**TRY IT**
Whenever a line in this data holds the word "southeast", report that line in full.

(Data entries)
==================================================

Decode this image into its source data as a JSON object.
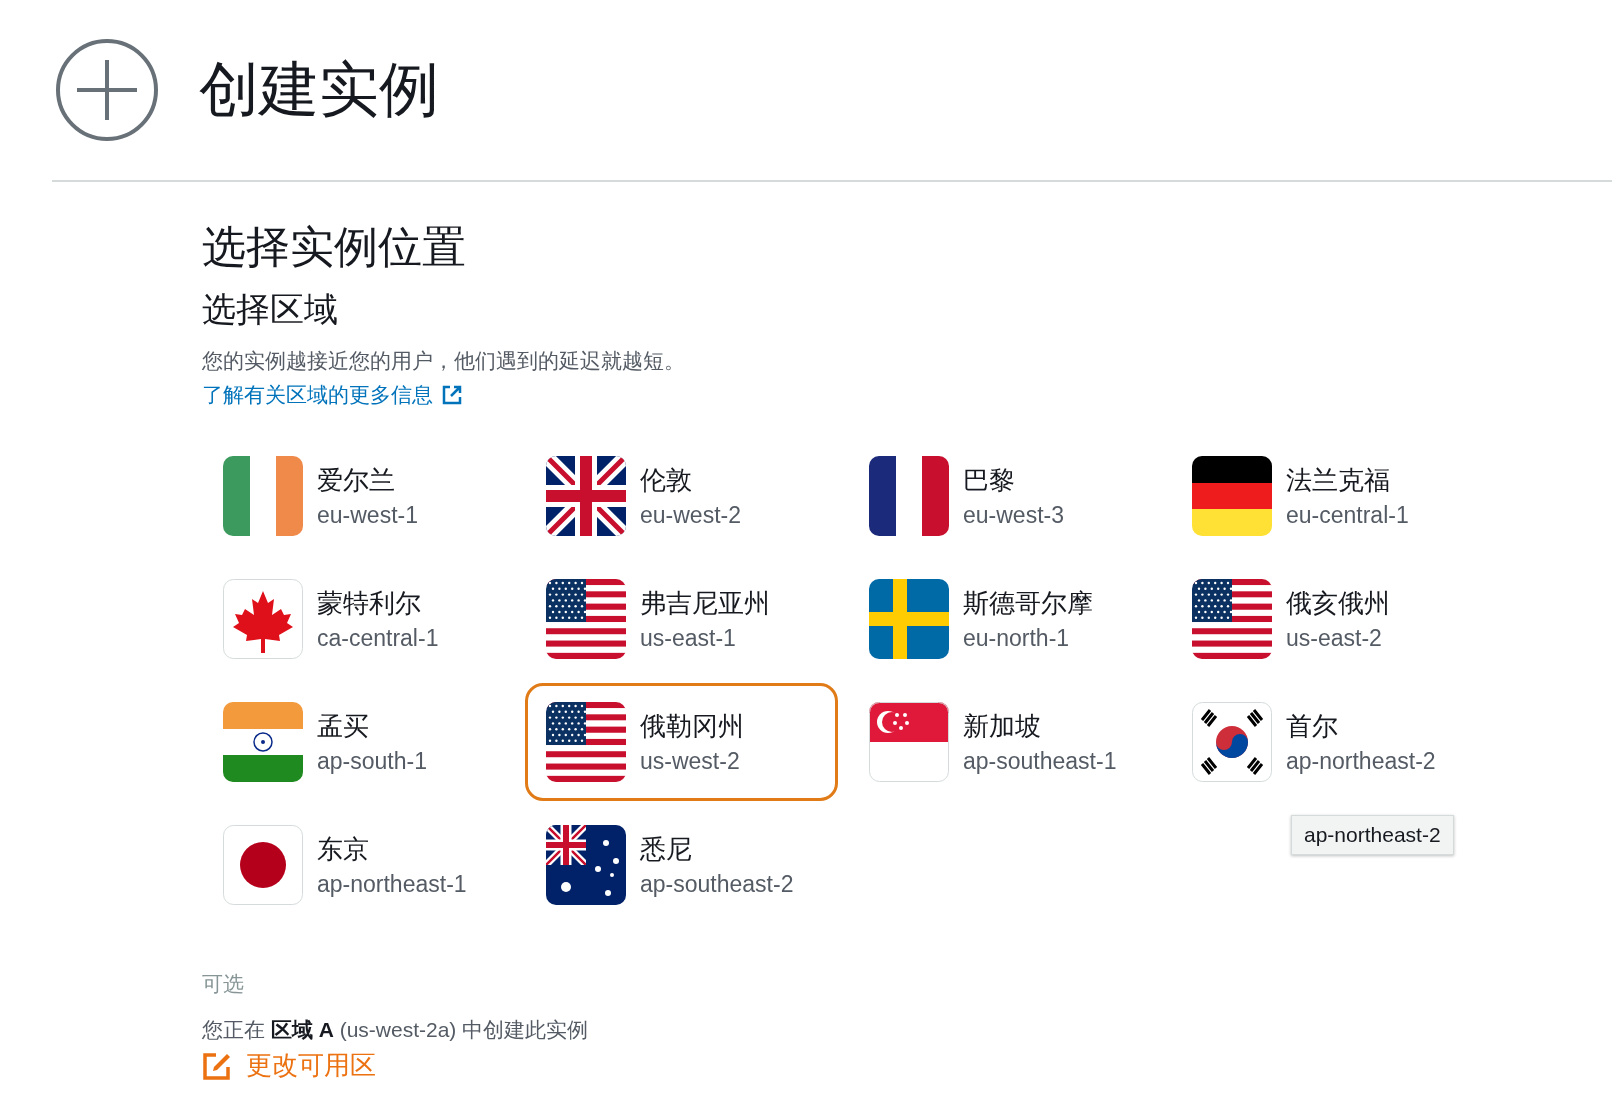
{
  "header": {
    "title": "创建实例"
  },
  "location": {
    "heading": "选择实例位置",
    "subheading": "选择区域",
    "description": "您的实例越接近您的用户，他们遇到的延迟就越短。",
    "learn_more_link": "了解有关区域的更多信息"
  },
  "regions": [
    {
      "name": "爱尔兰",
      "code": "eu-west-1",
      "kind": "ireland",
      "selected": false
    },
    {
      "name": "伦敦",
      "code": "eu-west-2",
      "kind": "uk",
      "selected": false
    },
    {
      "name": "巴黎",
      "code": "eu-west-3",
      "kind": "france",
      "selected": false
    },
    {
      "name": "法兰克福",
      "code": "eu-central-1",
      "kind": "germany",
      "selected": false
    },
    {
      "name": "蒙特利尔",
      "code": "ca-central-1",
      "kind": "canada",
      "selected": false
    },
    {
      "name": "弗吉尼亚州",
      "code": "us-east-1",
      "kind": "usa",
      "selected": false
    },
    {
      "name": "斯德哥尔摩",
      "code": "eu-north-1",
      "kind": "sweden",
      "selected": false
    },
    {
      "name": "俄亥俄州",
      "code": "us-east-2",
      "kind": "usa",
      "selected": false
    },
    {
      "name": "孟买",
      "code": "ap-south-1",
      "kind": "india",
      "selected": false
    },
    {
      "name": "俄勒冈州",
      "code": "us-west-2",
      "kind": "usa",
      "selected": true
    },
    {
      "name": "新加坡",
      "code": "ap-southeast-1",
      "kind": "singapore",
      "selected": false
    },
    {
      "name": "首尔",
      "code": "ap-northeast-2",
      "kind": "korea",
      "selected": false,
      "tooltip": "ap-northeast-2"
    },
    {
      "name": "东京",
      "code": "ap-northeast-1",
      "kind": "japan",
      "selected": false
    },
    {
      "name": "悉尼",
      "code": "ap-southeast-2",
      "kind": "australia",
      "selected": false
    }
  ],
  "availability_zone": {
    "label": "可选",
    "text": "您正在 **区域 A** (us-west-2a) 中创建此实例",
    "change_link": "更改可用区"
  }
}
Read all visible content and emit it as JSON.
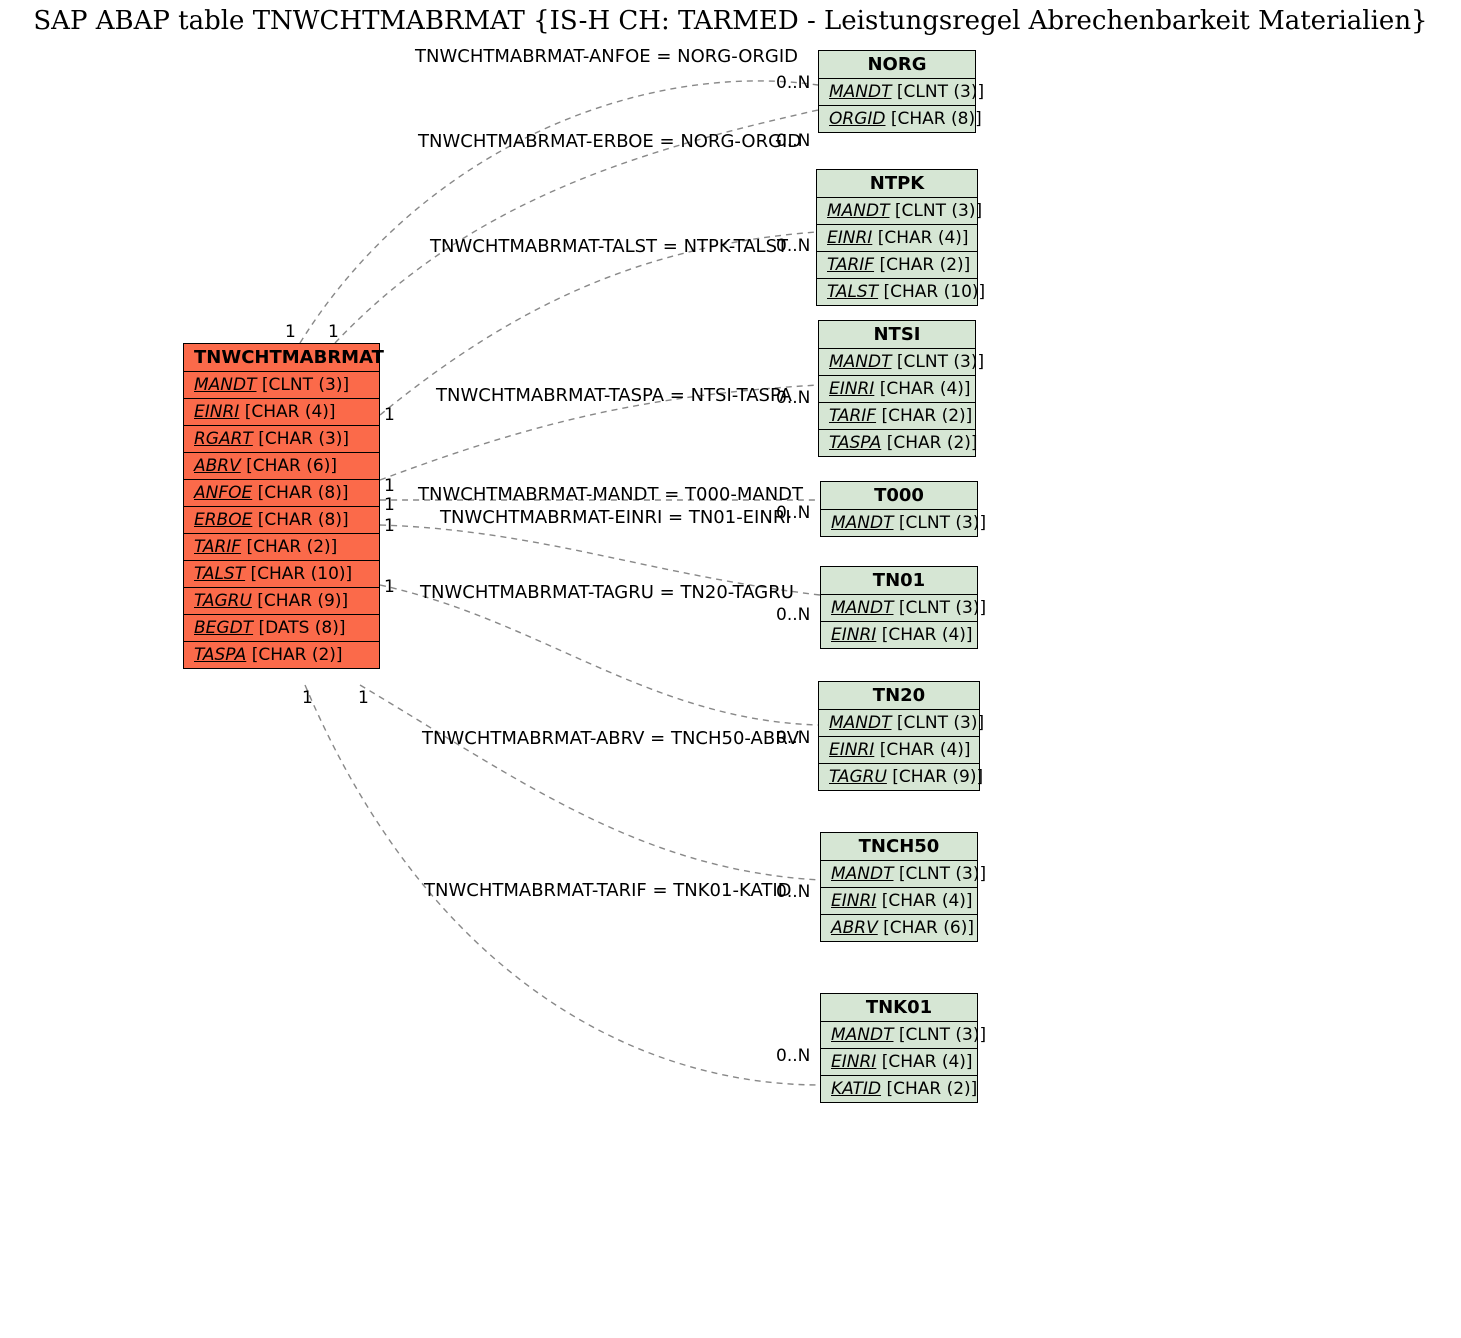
{
  "title": "SAP ABAP table TNWCHTMABRMAT {IS-H CH: TARMED - Leistungsregel Abrechenbarkeit Materialien}",
  "main_entity": {
    "name": "TNWCHTMABRMAT",
    "fields": [
      {
        "name": "MANDT",
        "type": "[CLNT (3)]"
      },
      {
        "name": "EINRI",
        "type": "[CHAR (4)]"
      },
      {
        "name": "RGART",
        "type": "[CHAR (3)]"
      },
      {
        "name": "ABRV",
        "type": "[CHAR (6)]"
      },
      {
        "name": "ANFOE",
        "type": "[CHAR (8)]"
      },
      {
        "name": "ERBOE",
        "type": "[CHAR (8)]"
      },
      {
        "name": "TARIF",
        "type": "[CHAR (2)]"
      },
      {
        "name": "TALST",
        "type": "[CHAR (10)]"
      },
      {
        "name": "TAGRU",
        "type": "[CHAR (9)]"
      },
      {
        "name": "BEGDT",
        "type": "[DATS (8)]"
      },
      {
        "name": "TASPA",
        "type": "[CHAR (2)]"
      }
    ]
  },
  "related": [
    {
      "name": "NORG",
      "fields": [
        {
          "name": "MANDT",
          "type": "[CLNT (3)]"
        },
        {
          "name": "ORGID",
          "type": "[CHAR (8)]"
        }
      ]
    },
    {
      "name": "NTPK",
      "fields": [
        {
          "name": "MANDT",
          "type": "[CLNT (3)]"
        },
        {
          "name": "EINRI",
          "type": "[CHAR (4)]"
        },
        {
          "name": "TARIF",
          "type": "[CHAR (2)]"
        },
        {
          "name": "TALST",
          "type": "[CHAR (10)]"
        }
      ]
    },
    {
      "name": "NTSI",
      "fields": [
        {
          "name": "MANDT",
          "type": "[CLNT (3)]"
        },
        {
          "name": "EINRI",
          "type": "[CHAR (4)]"
        },
        {
          "name": "TARIF",
          "type": "[CHAR (2)]"
        },
        {
          "name": "TASPA",
          "type": "[CHAR (2)]"
        }
      ]
    },
    {
      "name": "T000",
      "fields": [
        {
          "name": "MANDT",
          "type": "[CLNT (3)]"
        }
      ]
    },
    {
      "name": "TN01",
      "fields": [
        {
          "name": "MANDT",
          "type": "[CLNT (3)]"
        },
        {
          "name": "EINRI",
          "type": "[CHAR (4)]"
        }
      ]
    },
    {
      "name": "TN20",
      "fields": [
        {
          "name": "MANDT",
          "type": "[CLNT (3)]"
        },
        {
          "name": "EINRI",
          "type": "[CHAR (4)]"
        },
        {
          "name": "TAGRU",
          "type": "[CHAR (9)]"
        }
      ]
    },
    {
      "name": "TNCH50",
      "fields": [
        {
          "name": "MANDT",
          "type": "[CLNT (3)]"
        },
        {
          "name": "EINRI",
          "type": "[CHAR (4)]"
        },
        {
          "name": "ABRV",
          "type": "[CHAR (6)]"
        }
      ]
    },
    {
      "name": "TNK01",
      "fields": [
        {
          "name": "MANDT",
          "type": "[CLNT (3)]"
        },
        {
          "name": "EINRI",
          "type": "[CHAR (4)]"
        },
        {
          "name": "KATID",
          "type": "[CHAR (2)]"
        }
      ]
    }
  ],
  "relations": [
    {
      "label": "TNWCHTMABRMAT-ANFOE = NORG-ORGID"
    },
    {
      "label": "TNWCHTMABRMAT-ERBOE = NORG-ORGID"
    },
    {
      "label": "TNWCHTMABRMAT-TALST = NTPK-TALST"
    },
    {
      "label": "TNWCHTMABRMAT-TASPA = NTSI-TASPA"
    },
    {
      "label": "TNWCHTMABRMAT-MANDT = T000-MANDT"
    },
    {
      "label": "TNWCHTMABRMAT-EINRI = TN01-EINRI"
    },
    {
      "label": "TNWCHTMABRMAT-TAGRU = TN20-TAGRU"
    },
    {
      "label": "TNWCHTMABRMAT-ABRV = TNCH50-ABRV"
    },
    {
      "label": "TNWCHTMABRMAT-TARIF = TNK01-KATID"
    }
  ],
  "cardinality": {
    "one": "1",
    "many": "0..N"
  }
}
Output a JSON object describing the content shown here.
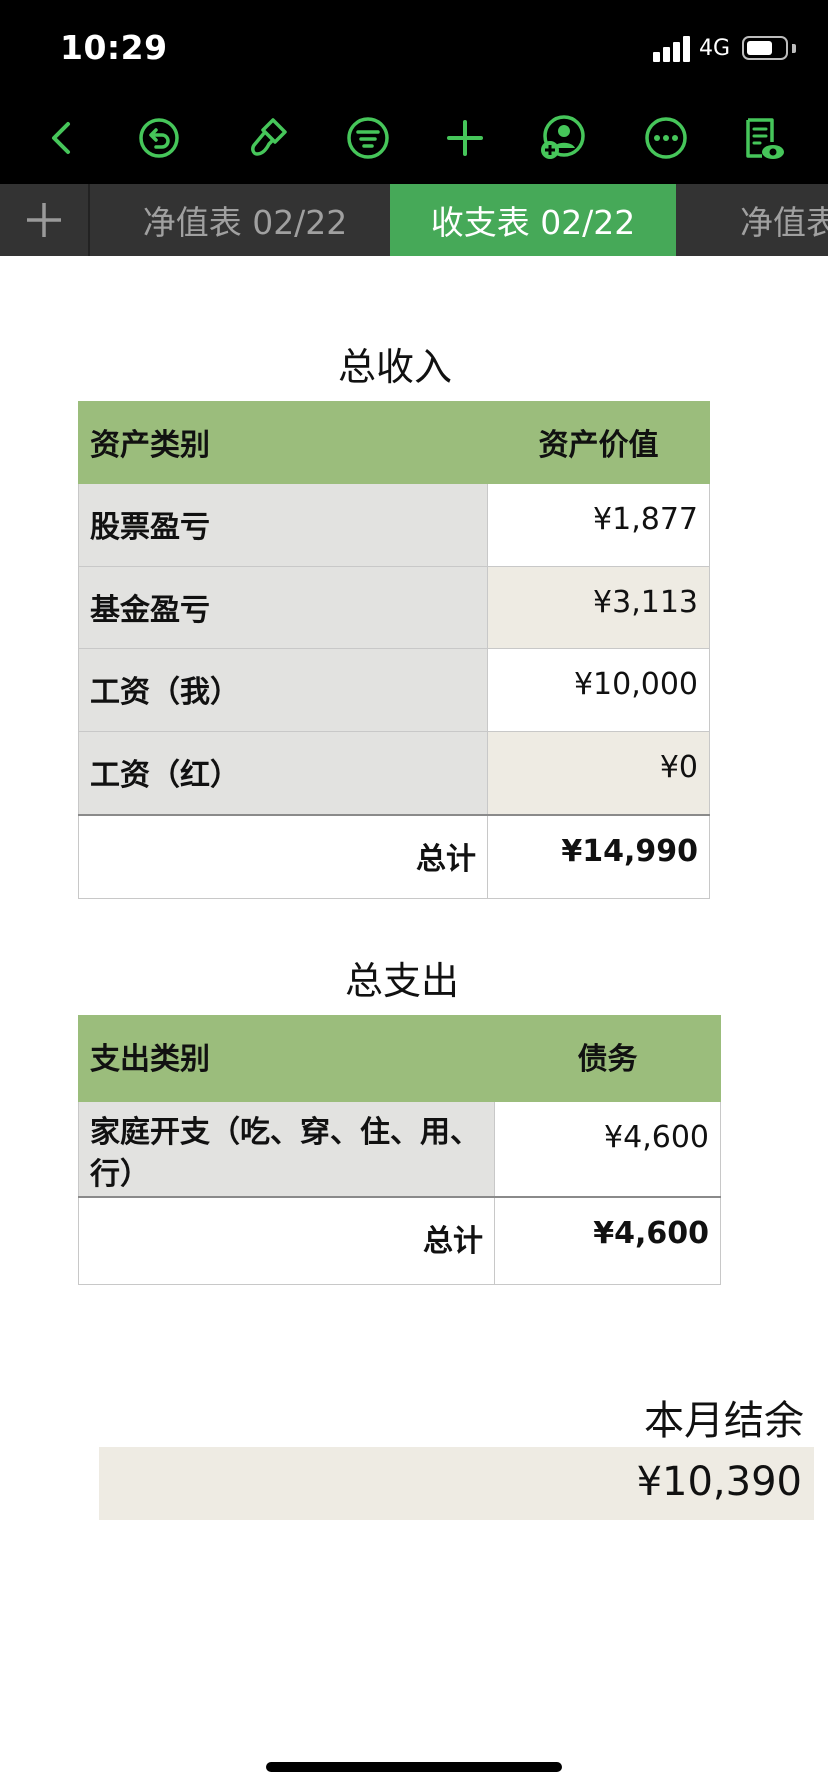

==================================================

**WRITTEN ANSWER**
      "code": "ap-southeast-1",
      "code": "ap-southeast-2",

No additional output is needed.